• **BRIEF**
All entries below must be written out verbatim, and the images must be dropped.

• **SUPPLIED MATERIAL**
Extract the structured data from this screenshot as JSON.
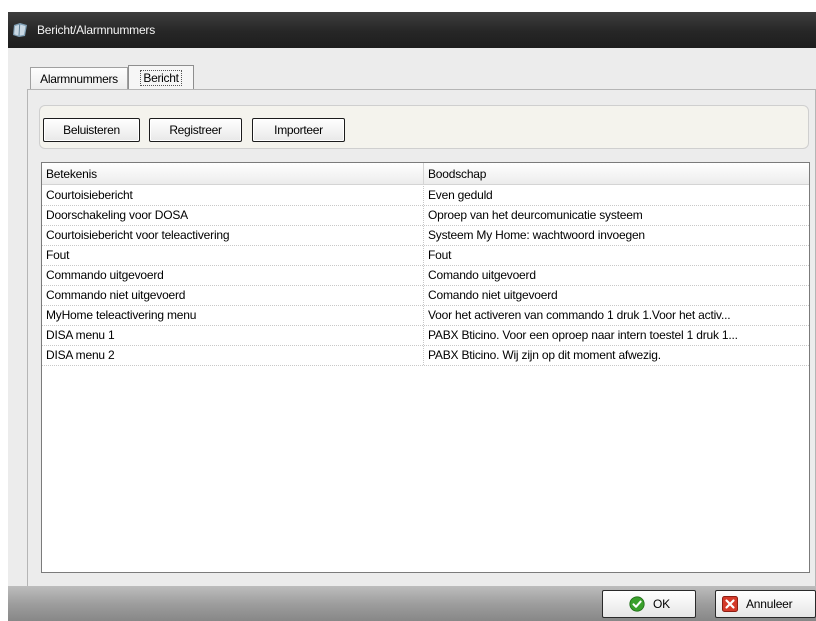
{
  "window": {
    "title": "Bericht/Alarmnummers",
    "title_icon": "book-icon"
  },
  "tabs": [
    {
      "label": "Alarmnummers",
      "active": false
    },
    {
      "label": "Bericht",
      "active": true
    }
  ],
  "toolbar": {
    "listen_label": "Beluisteren",
    "record_label": "Registreer",
    "import_label": "Importeer"
  },
  "table": {
    "columns": [
      "Betekenis",
      "Boodschap"
    ],
    "rows": [
      [
        "Courtoisiebericht",
        "Even geduld"
      ],
      [
        "Doorschakeling voor DOSA",
        "Oproep van het deurcomunicatie systeem"
      ],
      [
        "Courtoisiebericht voor teleactivering",
        "Systeem My Home: wachtwoord invoegen"
      ],
      [
        "Fout",
        "Fout"
      ],
      [
        "Commando uitgevoerd",
        "Comando uitgevoerd"
      ],
      [
        "Commando niet uitgevoerd",
        "Comando niet uitgevoerd"
      ],
      [
        "MyHome teleactivering menu",
        "Voor het activeren van commando 1 druk 1.Voor het activ..."
      ],
      [
        "DISA menu 1",
        "PABX Bticino. Voor een oproep naar intern toestel 1 druk 1..."
      ],
      [
        "DISA menu 2",
        "PABX Bticino. Wij zijn op dit moment afwezig."
      ]
    ]
  },
  "footer": {
    "ok_label": "OK",
    "ok_icon": "check-circle-icon",
    "cancel_label": "Annuleer",
    "cancel_icon": "close-x-icon"
  },
  "colors": {
    "titlebar": "#262626",
    "ok_green": "#3aa02c",
    "cancel_red": "#d43a2a"
  }
}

• **REPLY**
Extract the structured data from this screenshot as JSON.
{
  "window": {
    "title": "Bericht/Alarmnummers",
    "title_icon": "book-icon"
  },
  "tabs": [
    {
      "label": "Alarmnummers",
      "active": false
    },
    {
      "label": "Bericht",
      "active": true
    }
  ],
  "toolbar": {
    "listen_label": "Beluisteren",
    "record_label": "Registreer",
    "import_label": "Importeer"
  },
  "table": {
    "columns": [
      "Betekenis",
      "Boodschap"
    ],
    "rows": [
      [
        "Courtoisiebericht",
        "Even geduld"
      ],
      [
        "Doorschakeling voor DOSA",
        "Oproep van het deurcomunicatie systeem"
      ],
      [
        "Courtoisiebericht voor teleactivering",
        "Systeem My Home: wachtwoord invoegen"
      ],
      [
        "Fout",
        "Fout"
      ],
      [
        "Commando uitgevoerd",
        "Comando uitgevoerd"
      ],
      [
        "Commando niet uitgevoerd",
        "Comando niet uitgevoerd"
      ],
      [
        "MyHome teleactivering menu",
        "Voor het activeren van commando 1 druk 1.Voor het activ..."
      ],
      [
        "DISA menu 1",
        "PABX Bticino. Voor een oproep naar intern toestel 1 druk 1..."
      ],
      [
        "DISA menu 2",
        "PABX Bticino. Wij zijn op dit moment afwezig."
      ]
    ]
  },
  "footer": {
    "ok_label": "OK",
    "ok_icon": "check-circle-icon",
    "cancel_label": "Annuleer",
    "cancel_icon": "close-x-icon"
  },
  "colors": {
    "titlebar": "#262626",
    "ok_green": "#3aa02c",
    "cancel_red": "#d43a2a"
  }
}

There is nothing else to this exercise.